The northern fence is approximately eleven miles north, at the Virginia state line. Unfortunately for the horses, development continues to push north. Although referenced as a wild horse “sanctuary”, the 7,544 acres accessible to the horses is a mix of 70% private land and 30% public use. There are 3,150 platted lots with only 25% of the northern beaches currently developed. The beach is considered public road, and it is open to the public. It is the only access for residents and their guests staying in Carova, North Swan Beach, and Swan Beach, all growing communities to the west of the dunes on the north end to gain access to their property. The documentary, “Wild in Corolla,” is regularly shown at the Corolla Wild Horse Fund Museum for visitors to learn more about the formation of the Fund and its initial efforts to relocate the horses above the southern fence for their protection. Also regularly shown at the Museum is a recently released film, “The Secret of Corolla,” documenting historical recounts, details of the herd, and the evolution of the area and their habitat. Richly photographed with stills from days past inserted for a full and prolific chronicle of the horses and the people drawn here. Recipient of several awards, it was given title as Best Short Documentary Film as well as Best Music Score at the Equus International Film Festival.
Our Herd Manager is on call 24 hours a day, 365 days a year, to respond to emergencies. Our Chief Operating Officer oversees operations in Corolla as well as at the Betsy Dowdy Equine Center, a sanctuary facility on the mainland for all rescues and horses requiring rehabilitation.
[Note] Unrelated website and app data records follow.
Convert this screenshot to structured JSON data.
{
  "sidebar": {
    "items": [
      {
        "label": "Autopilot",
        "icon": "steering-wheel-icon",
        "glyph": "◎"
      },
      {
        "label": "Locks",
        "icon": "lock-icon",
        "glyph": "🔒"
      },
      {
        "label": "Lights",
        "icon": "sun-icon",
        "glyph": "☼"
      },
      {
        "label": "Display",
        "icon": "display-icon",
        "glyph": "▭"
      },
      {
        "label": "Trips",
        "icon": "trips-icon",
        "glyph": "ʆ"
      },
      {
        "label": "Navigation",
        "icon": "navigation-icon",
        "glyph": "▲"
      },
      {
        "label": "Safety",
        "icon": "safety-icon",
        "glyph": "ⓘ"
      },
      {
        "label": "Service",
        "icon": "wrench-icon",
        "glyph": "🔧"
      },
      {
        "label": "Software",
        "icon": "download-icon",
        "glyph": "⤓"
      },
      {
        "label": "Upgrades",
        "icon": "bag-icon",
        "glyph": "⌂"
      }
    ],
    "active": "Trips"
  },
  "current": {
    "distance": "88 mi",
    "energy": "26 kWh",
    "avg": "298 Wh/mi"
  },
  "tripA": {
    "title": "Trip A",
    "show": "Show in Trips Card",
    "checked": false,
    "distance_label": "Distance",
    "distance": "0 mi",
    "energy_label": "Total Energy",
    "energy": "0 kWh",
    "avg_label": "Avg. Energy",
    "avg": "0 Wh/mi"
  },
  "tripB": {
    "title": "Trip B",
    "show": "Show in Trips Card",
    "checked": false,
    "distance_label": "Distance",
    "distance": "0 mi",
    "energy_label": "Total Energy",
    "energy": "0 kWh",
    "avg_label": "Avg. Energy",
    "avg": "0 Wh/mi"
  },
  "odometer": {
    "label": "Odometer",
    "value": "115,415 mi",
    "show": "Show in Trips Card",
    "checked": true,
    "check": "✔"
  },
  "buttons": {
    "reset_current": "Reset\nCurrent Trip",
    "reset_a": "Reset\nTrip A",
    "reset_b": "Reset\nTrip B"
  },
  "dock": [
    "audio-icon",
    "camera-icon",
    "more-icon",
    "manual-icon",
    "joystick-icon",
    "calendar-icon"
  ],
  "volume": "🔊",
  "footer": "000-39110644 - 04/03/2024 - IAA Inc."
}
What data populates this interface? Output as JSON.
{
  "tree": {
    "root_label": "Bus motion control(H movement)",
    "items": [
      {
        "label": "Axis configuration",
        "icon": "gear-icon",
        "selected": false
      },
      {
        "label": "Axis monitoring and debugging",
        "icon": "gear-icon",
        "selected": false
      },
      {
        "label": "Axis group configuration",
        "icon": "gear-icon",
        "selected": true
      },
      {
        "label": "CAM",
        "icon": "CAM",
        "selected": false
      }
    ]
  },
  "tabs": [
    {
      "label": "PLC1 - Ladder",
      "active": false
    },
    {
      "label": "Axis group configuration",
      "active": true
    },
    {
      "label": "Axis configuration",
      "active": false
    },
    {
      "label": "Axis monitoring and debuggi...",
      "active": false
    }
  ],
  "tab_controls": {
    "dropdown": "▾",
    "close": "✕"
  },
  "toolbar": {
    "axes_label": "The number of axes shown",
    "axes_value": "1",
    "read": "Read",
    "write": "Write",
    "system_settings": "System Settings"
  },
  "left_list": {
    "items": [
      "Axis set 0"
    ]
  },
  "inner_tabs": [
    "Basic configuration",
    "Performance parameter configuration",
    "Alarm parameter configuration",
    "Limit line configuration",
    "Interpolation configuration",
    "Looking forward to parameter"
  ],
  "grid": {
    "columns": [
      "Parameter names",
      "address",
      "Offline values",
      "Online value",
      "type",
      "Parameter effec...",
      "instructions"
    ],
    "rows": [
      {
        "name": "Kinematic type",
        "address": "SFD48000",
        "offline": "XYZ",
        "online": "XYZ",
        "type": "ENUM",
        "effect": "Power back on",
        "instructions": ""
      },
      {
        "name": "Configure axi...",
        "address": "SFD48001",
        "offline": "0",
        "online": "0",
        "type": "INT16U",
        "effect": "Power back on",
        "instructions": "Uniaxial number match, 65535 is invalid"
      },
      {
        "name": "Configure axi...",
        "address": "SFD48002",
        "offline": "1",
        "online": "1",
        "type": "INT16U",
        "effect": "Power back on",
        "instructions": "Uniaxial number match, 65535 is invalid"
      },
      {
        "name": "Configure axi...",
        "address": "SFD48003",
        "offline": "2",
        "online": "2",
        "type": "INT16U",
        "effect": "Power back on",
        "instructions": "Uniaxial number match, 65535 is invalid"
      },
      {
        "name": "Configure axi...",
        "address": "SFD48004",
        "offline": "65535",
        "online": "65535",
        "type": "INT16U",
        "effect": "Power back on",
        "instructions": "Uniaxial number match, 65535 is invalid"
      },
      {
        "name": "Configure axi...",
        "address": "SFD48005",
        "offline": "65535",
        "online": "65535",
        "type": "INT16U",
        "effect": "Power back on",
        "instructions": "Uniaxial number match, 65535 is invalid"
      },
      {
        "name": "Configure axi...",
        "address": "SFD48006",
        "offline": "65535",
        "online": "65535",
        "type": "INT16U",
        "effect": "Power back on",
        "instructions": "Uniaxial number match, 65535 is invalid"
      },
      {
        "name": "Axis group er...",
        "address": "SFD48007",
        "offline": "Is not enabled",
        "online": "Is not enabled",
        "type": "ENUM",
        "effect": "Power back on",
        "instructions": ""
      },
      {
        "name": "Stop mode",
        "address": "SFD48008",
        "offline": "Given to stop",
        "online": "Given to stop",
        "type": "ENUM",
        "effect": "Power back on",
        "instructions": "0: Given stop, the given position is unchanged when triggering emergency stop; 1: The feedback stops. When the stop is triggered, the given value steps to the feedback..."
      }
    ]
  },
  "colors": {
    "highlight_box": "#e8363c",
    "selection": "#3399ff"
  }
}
Our operations include an education center and gift shop. Our Donor Programs Associate assists with membership and sponsorship programs, donor database management, as well as seasonal activities for visitors. Our Chief Financial Officer handles all financial operations of the Fund and our Trainer is based at the rehab facility to oversee the taming, gentling, and training of all rescues. Part-time staffing includes Sanctuary Observers who document wild horse behavior and educate the public, retail store staff, and program support personnel. Everyone comes together to assist with horse emergencies when necessary.
Our primary programs include breed conservation, herd management, sanctuary observation, rescue and rehabilitation, training, adoption, and education. Summer programming includes Mustang Mornings at the Farm in which we offer members and visitors a weekly opportunity to see the rescue horses that are currently under our care and the work that we do with them. Would you like a representative to speak to your classroom or civic association? Email firstname.lastname@example.org for more information.
The Corolla Wild Horse Fund’s headquarters is located in the Historic Old Village of Corolla between Island Bookstore and the Corolla Chapel, where we have an educational museum and gift shop. We welcome visitors year-round. All proceeds from our store and activities benefit the wild horses, and donations are tax deductible according to IRS regulations.